**Material to process**
----
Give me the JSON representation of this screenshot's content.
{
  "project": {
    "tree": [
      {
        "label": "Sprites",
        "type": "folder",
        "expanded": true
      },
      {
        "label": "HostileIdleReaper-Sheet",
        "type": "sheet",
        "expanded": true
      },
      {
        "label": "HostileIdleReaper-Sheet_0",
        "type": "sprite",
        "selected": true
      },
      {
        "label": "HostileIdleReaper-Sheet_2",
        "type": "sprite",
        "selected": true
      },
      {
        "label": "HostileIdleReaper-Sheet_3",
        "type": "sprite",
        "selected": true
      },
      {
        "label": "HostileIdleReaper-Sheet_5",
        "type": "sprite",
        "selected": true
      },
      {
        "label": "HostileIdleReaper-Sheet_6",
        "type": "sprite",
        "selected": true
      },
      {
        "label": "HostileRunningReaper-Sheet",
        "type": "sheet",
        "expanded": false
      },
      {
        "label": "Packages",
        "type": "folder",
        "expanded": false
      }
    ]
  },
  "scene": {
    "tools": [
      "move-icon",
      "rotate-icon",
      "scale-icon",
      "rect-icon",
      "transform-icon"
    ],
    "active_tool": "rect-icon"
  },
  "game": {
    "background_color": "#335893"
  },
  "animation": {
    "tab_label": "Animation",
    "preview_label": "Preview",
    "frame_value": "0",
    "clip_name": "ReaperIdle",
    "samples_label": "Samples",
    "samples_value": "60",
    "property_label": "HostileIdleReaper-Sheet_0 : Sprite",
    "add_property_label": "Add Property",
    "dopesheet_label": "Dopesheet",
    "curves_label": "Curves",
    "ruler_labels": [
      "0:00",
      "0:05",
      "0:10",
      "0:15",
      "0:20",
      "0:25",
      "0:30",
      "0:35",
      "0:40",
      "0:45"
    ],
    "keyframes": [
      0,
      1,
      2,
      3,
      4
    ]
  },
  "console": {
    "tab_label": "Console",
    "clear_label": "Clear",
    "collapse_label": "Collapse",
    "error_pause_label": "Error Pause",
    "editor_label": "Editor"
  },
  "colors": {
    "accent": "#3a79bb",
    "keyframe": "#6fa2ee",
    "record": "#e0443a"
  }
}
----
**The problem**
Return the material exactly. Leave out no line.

**Written reply**
Give me the JSON representation of this screenshot's content.
{
  "project": {
    "tree": [
      {
        "label": "Sprites",
        "type": "folder",
        "expanded": true
      },
      {
        "label": "HostileIdleReaper-Sheet",
        "type": "sheet",
        "expanded": true
      },
      {
        "label": "HostileIdleReaper-Sheet_0",
        "type": "sprite",
        "selected": true
      },
      {
        "label": "HostileIdleReaper-Sheet_2",
        "type": "sprite",
        "selected": true
      },
      {
        "label": "HostileIdleReaper-Sheet_3",
        "type": "sprite",
        "selected": true
      },
      {
        "label": "HostileIdleReaper-Sheet_5",
        "type": "sprite",
        "selected": true
      },
      {
        "label": "HostileIdleReaper-Sheet_6",
        "type": "sprite",
        "selected": true
      },
      {
        "label": "HostileRunningReaper-Sheet",
        "type": "sheet",
        "expanded": false
      },
      {
        "label": "Packages",
        "type": "folder",
        "expanded": false
      }
    ]
  },
  "scene": {
    "tools": [
      "move-icon",
      "rotate-icon",
      "scale-icon",
      "rect-icon",
      "transform-icon"
    ],
    "active_tool": "rect-icon"
  },
  "game": {
    "background_color": "#335893"
  },
  "animation": {
    "tab_label": "Animation",
    "preview_label": "Preview",
    "frame_value": "0",
    "clip_name": "ReaperIdle",
    "samples_label": "Samples",
    "samples_value": "60",
    "property_label": "HostileIdleReaper-Sheet_0 : Sprite",
    "add_property_label": "Add Property",
    "dopesheet_label": "Dopesheet",
    "curves_label": "Curves",
    "ruler_labels": [
      "0:00",
      "0:05",
      "0:10",
      "0:15",
      "0:20",
      "0:25",
      "0:30",
      "0:35",
      "0:40",
      "0:45"
    ],
    "keyframes": [
      0,
      1,
      2,
      3,
      4
    ]
  },
  "console": {
    "tab_label": "Console",
    "clear_label": "Clear",
    "collapse_label": "Collapse",
    "error_pause_label": "Error Pause",
    "editor_label": "Editor"
  },
  "colors": {
    "accent": "#3a79bb",
    "keyframe": "#6fa2ee",
    "record": "#e0443a"
  }
}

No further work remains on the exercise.